* _Aim of the task_
Repeat the data as given. Images do not go in the copy.

(Excerpts from an interface dataset)
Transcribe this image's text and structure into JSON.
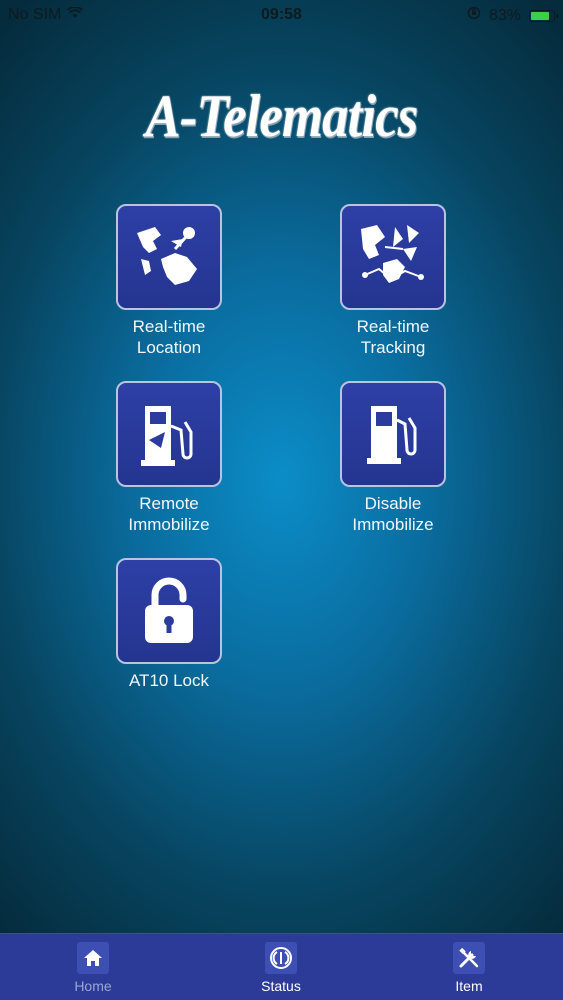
{
  "status_bar": {
    "carrier": "No SIM",
    "time": "09:58",
    "battery": "83%",
    "battery_level": 0.83
  },
  "app": {
    "logo_text": "A-Telematics"
  },
  "menu": {
    "items": [
      {
        "label": "Real-time\nLocation",
        "icon": "globe-pin-icon"
      },
      {
        "label": "Real-time\nTracking",
        "icon": "map-route-icon"
      },
      {
        "label": "Remote\nImmobilize",
        "icon": "fuel-pump-hose-icon"
      },
      {
        "label": "Disable\nImmobilize",
        "icon": "fuel-pump-icon"
      },
      {
        "label": "AT10 Lock",
        "icon": "padlock-open-icon"
      }
    ]
  },
  "tab_bar": {
    "tabs": [
      {
        "label": "Home",
        "icon": "home-icon",
        "active": true
      },
      {
        "label": "Status",
        "icon": "status-icon",
        "active": false
      },
      {
        "label": "Item",
        "icon": "tools-icon",
        "active": false
      }
    ]
  },
  "colors": {
    "tile_bg": "#2b3b9e",
    "tile_border": "#b9c4de",
    "tab_bar_bg": "#2d3b98",
    "background_center": "#0b8dc8",
    "background_edge": "#052c3d"
  }
}
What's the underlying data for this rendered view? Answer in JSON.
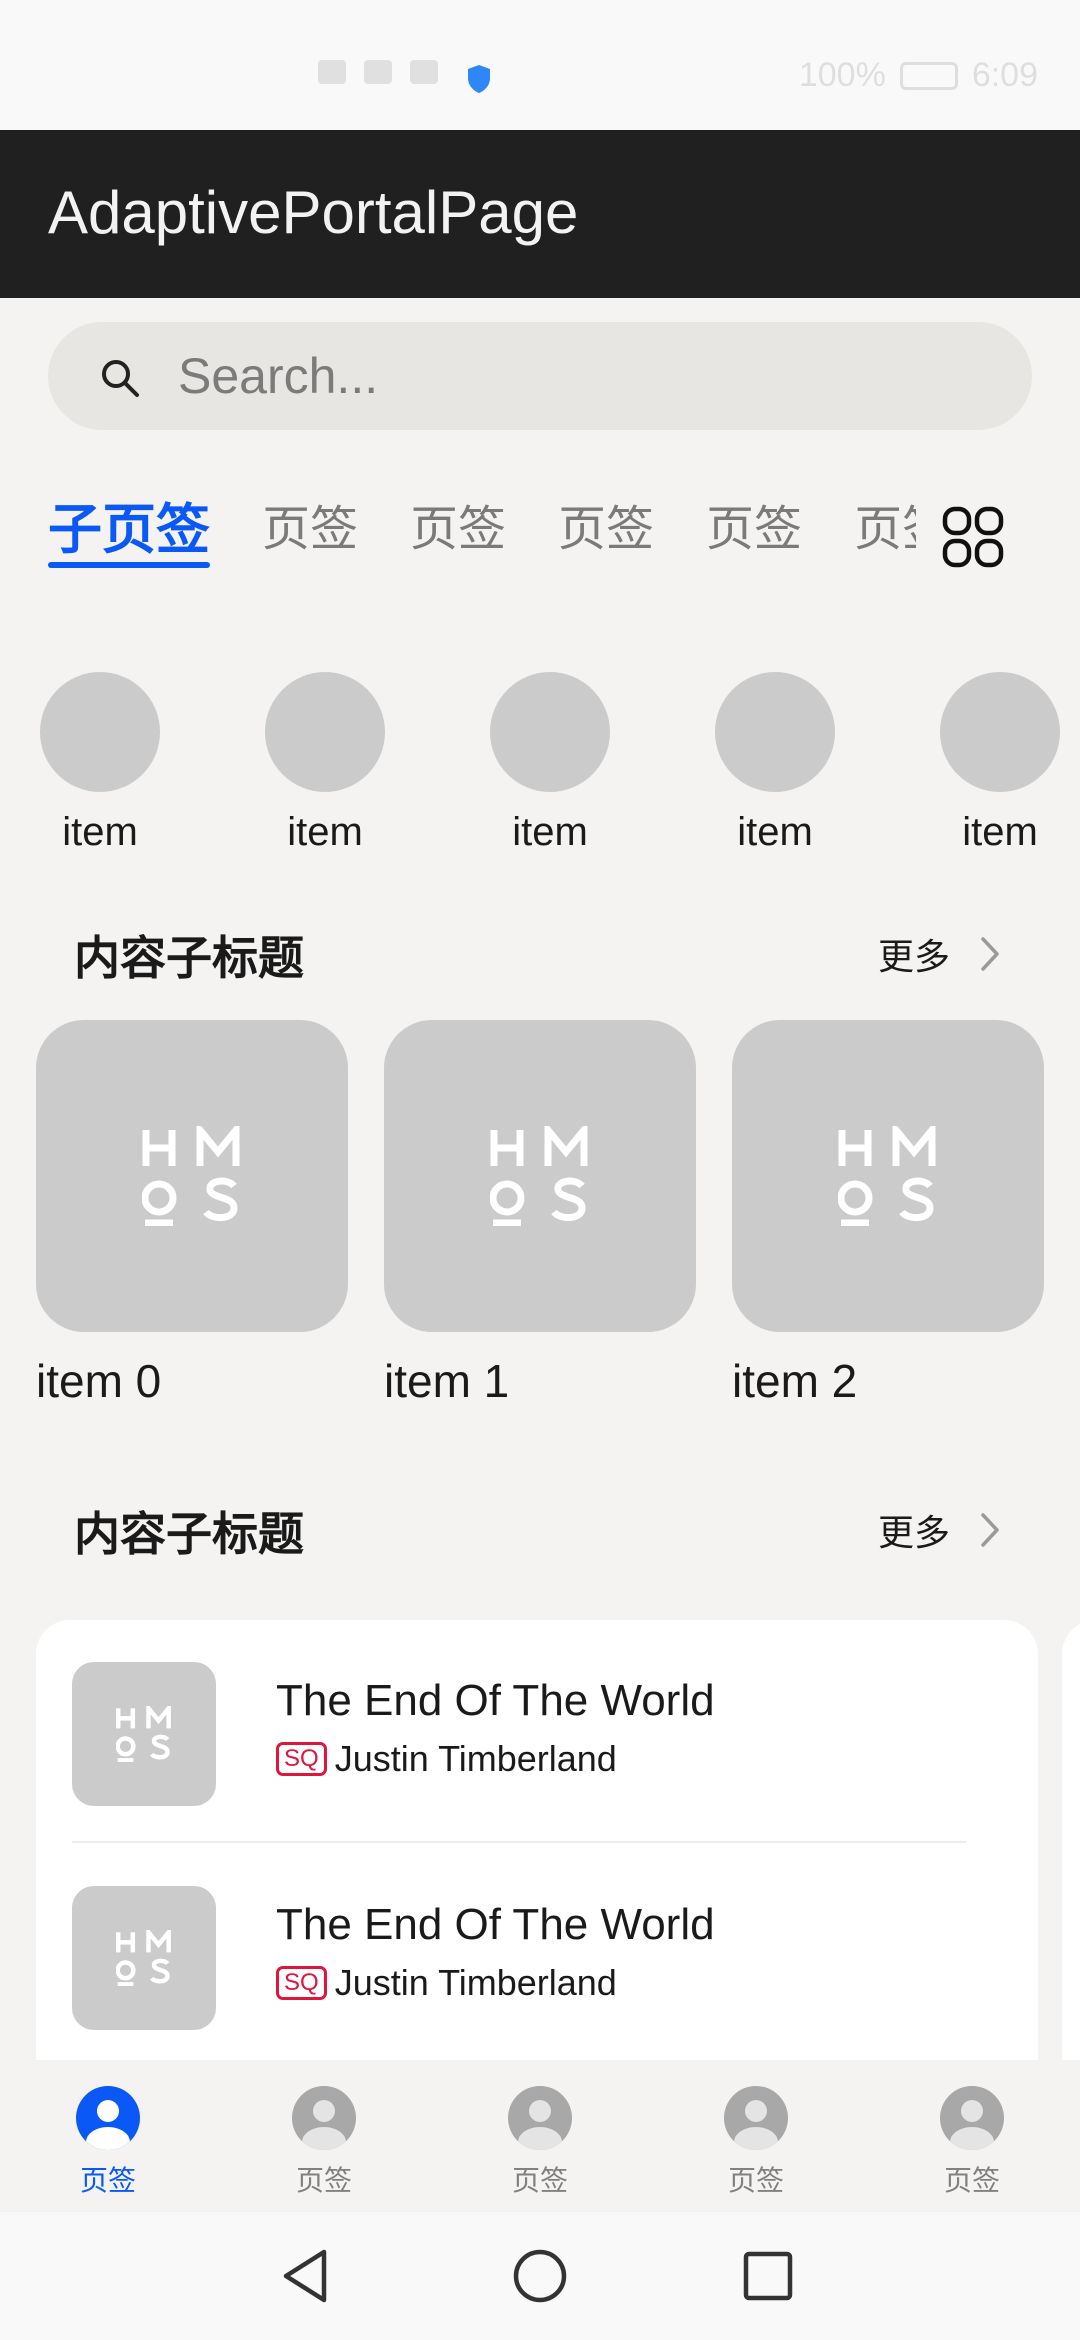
{
  "status_bar": {
    "battery": "100%",
    "time": "6:09"
  },
  "app_bar": {
    "title": "AdaptivePortalPage"
  },
  "search": {
    "placeholder": "Search..."
  },
  "tabs": [
    {
      "label": "子页签",
      "active": true
    },
    {
      "label": "页签"
    },
    {
      "label": "页签"
    },
    {
      "label": "页签"
    },
    {
      "label": "页签"
    },
    {
      "label": "页签"
    }
  ],
  "circle_items": [
    "item",
    "item",
    "item",
    "item",
    "item"
  ],
  "section1": {
    "title": "内容子标题",
    "more": "更多"
  },
  "cards": [
    "item 0",
    "item 1",
    "item 2"
  ],
  "section2": {
    "title": "内容子标题",
    "more": "更多"
  },
  "songs": [
    {
      "title": "The End Of The World",
      "badge": "SQ",
      "artist": "Justin Timberland"
    },
    {
      "title": "The End Of The World",
      "badge": "SQ",
      "artist": "Justin Timberland"
    }
  ],
  "bottom_nav": [
    {
      "label": "页签",
      "active": true
    },
    {
      "label": "页签"
    },
    {
      "label": "页签"
    },
    {
      "label": "页签"
    },
    {
      "label": "页签"
    }
  ],
  "colors": {
    "accent": "#0a59f7",
    "app_bar": "#202020",
    "placeholder": "#cbcbcb",
    "badge": "#e1143c"
  },
  "icons": {
    "search": "search-icon",
    "grid": "grid-icon",
    "more": "chevron-right-icon",
    "nav": "person-icon"
  }
}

* _Result for this task_
Transcribe this image's text and structure into JSON.
{
  "status_bar": {
    "carrier": "No SIM",
    "time": "09:58",
    "battery": "83%",
    "battery_level": 0.83
  },
  "app": {
    "logo_text": "A-Telematics"
  },
  "menu": {
    "items": [
      {
        "label": "Real-time\nLocation",
        "icon": "globe-pin-icon"
      },
      {
        "label": "Real-time\nTracking",
        "icon": "map-route-icon"
      },
      {
        "label": "Remote\nImmobilize",
        "icon": "fuel-pump-hose-icon"
      },
      {
        "label": "Disable\nImmobilize",
        "icon": "fuel-pump-icon"
      },
      {
        "label": "AT10 Lock",
        "icon": "padlock-open-icon"
      }
    ]
  },
  "tab_bar": {
    "tabs": [
      {
        "label": "Home",
        "icon": "home-icon",
        "active": true
      },
      {
        "label": "Status",
        "icon": "status-icon",
        "active": false
      },
      {
        "label": "Item",
        "icon": "tools-icon",
        "active": false
      }
    ]
  },
  "colors": {
    "tile_bg": "#2b3b9e",
    "tile_border": "#b9c4de",
    "tab_bar_bg": "#2d3b98",
    "background_center": "#0b8dc8",
    "background_edge": "#052c3d"
  }
}
What's the underlying data for this rendered view? Answer in JSON.
{
  "status_bar": {
    "battery": "100%",
    "time": "6:09"
  },
  "app_bar": {
    "title": "AdaptivePortalPage"
  },
  "search": {
    "placeholder": "Search..."
  },
  "tabs": [
    {
      "label": "子页签",
      "active": true
    },
    {
      "label": "页签"
    },
    {
      "label": "页签"
    },
    {
      "label": "页签"
    },
    {
      "label": "页签"
    },
    {
      "label": "页签"
    }
  ],
  "circle_items": [
    "item",
    "item",
    "item",
    "item",
    "item"
  ],
  "section1": {
    "title": "内容子标题",
    "more": "更多"
  },
  "cards": [
    "item 0",
    "item 1",
    "item 2"
  ],
  "section2": {
    "title": "内容子标题",
    "more": "更多"
  },
  "songs": [
    {
      "title": "The End Of The World",
      "badge": "SQ",
      "artist": "Justin Timberland"
    },
    {
      "title": "The End Of The World",
      "badge": "SQ",
      "artist": "Justin Timberland"
    }
  ],
  "bottom_nav": [
    {
      "label": "页签",
      "active": true
    },
    {
      "label": "页签"
    },
    {
      "label": "页签"
    },
    {
      "label": "页签"
    },
    {
      "label": "页签"
    }
  ],
  "colors": {
    "accent": "#0a59f7",
    "app_bar": "#202020",
    "placeholder": "#cbcbcb",
    "badge": "#e1143c"
  },
  "icons": {
    "search": "search-icon",
    "grid": "grid-icon",
    "more": "chevron-right-icon",
    "nav": "person-icon"
  }
}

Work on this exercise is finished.